The man set a record for climbing speed, although he could recently lose the opportunity to walk forever.
In 2014, Australian Steve Plain (Steve Plain) broke his back while sailing. In addition to multiple fractures of his vertebrae, his spinal cord was damaged, as well as the vertebral disc was broken, the artery was cut and ligaments torn.
Doctors said that he had high chances never to get back on his feet and remain paralyzed. During the recovery, Plain promised himself the goal of conquering seven peaks – one for each continent of the Earth.
Lying in the hospital and looking at the ceiling with the thoughts that I might not be able to walk again and do what I want, I decided to focus on the recovery process.
Four years after the incident, the Australian set a record, most quickly conquering the highest points on each of the seven continents. He overtook the previous record holder for 8 days, having traveled the entire distance for 117 days.
On the morning of May 14, Plain, along with guides Jon Gupta and Pemba Sherpa, reached the summit of Everest, completing his journey. This information was confirmed by the GPS tracker climber, showing that he is on the mountain at an altitude of 8,848 meters. Soon after the ascent, one of the guides published an emotional tweet from the top.
LIVE UPDATE – HELLO FROM THE TOP OF THE WORLD!!!

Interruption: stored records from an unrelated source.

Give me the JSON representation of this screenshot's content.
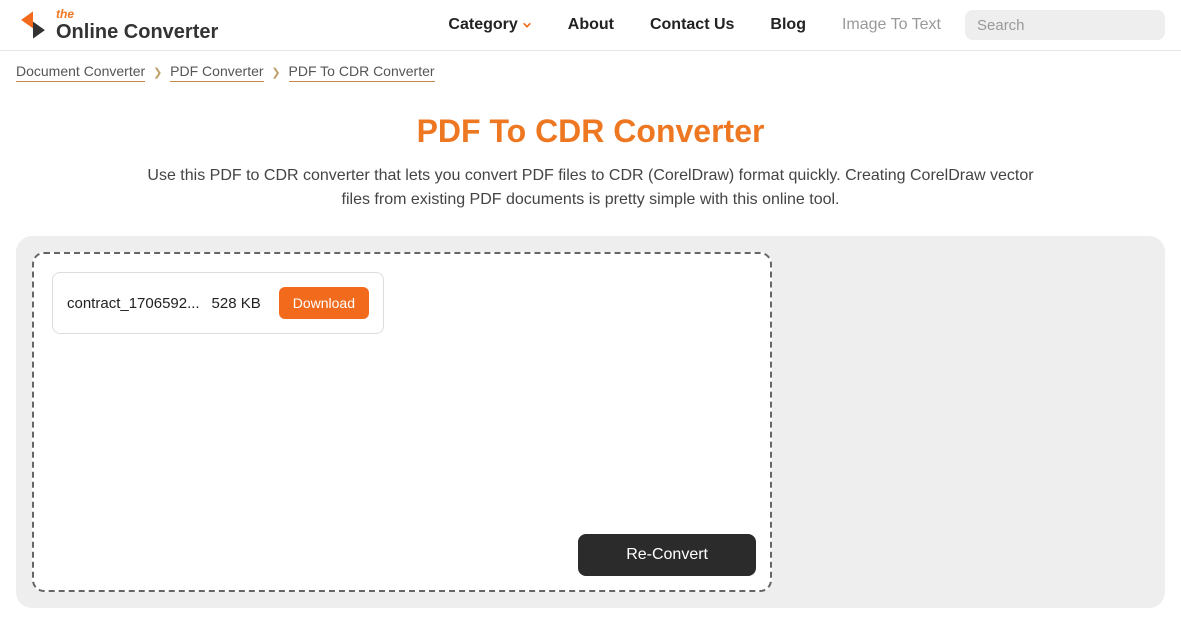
{
  "logo": {
    "the": "the",
    "main": "Online Converter"
  },
  "nav": {
    "category": "Category",
    "about": "About",
    "contact": "Contact Us",
    "blog": "Blog",
    "image_to_text": "Image To Text"
  },
  "search": {
    "placeholder": "Search"
  },
  "breadcrumb": {
    "a": "Document Converter",
    "b": "PDF Converter",
    "c": "PDF To CDR Converter"
  },
  "page": {
    "title": "PDF To CDR Converter",
    "description": "Use this PDF to CDR converter that lets you convert PDF files to CDR (CorelDraw) format quickly. Creating CorelDraw vector files from existing PDF documents is pretty simple with this online tool."
  },
  "file": {
    "name": "contract_1706592...",
    "size": "528 KB",
    "download": "Download"
  },
  "actions": {
    "reconvert": "Re-Convert"
  }
}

WE’VE DONR IT!! WE'RE ON THE SUMMIT OF EVEREST!!
Words simply can't begin to describe what I can see & how I am feeling – it's very emotional!! This is the 3rd time for me… https://t.co/YNGMaei3QI
— Jon Gupta (@MountExpeds) 14 May 2018
“Update – Hello from the top of the world !!! We did it! We are on top of Everest! Words can not describe what I can see and what I feel – so many emotions! For me this is the third time ”
Plain began his ascent in January 2018 from Mount Vision in Antarctica (height 4892 meters). After that, he visited Aconcagua in South America (6962 meters), Kilimanjaro in Africa (5895 meters), Punchak Jaya in Papua New Guinea (4884 meters), Elbrus in Europe (5642 meters) and Mount Denali in North America (6,190 meters ). The previous record belonged to the Polish mountaineer Janusz Kochanski, who conquered all the peaks in 126 days.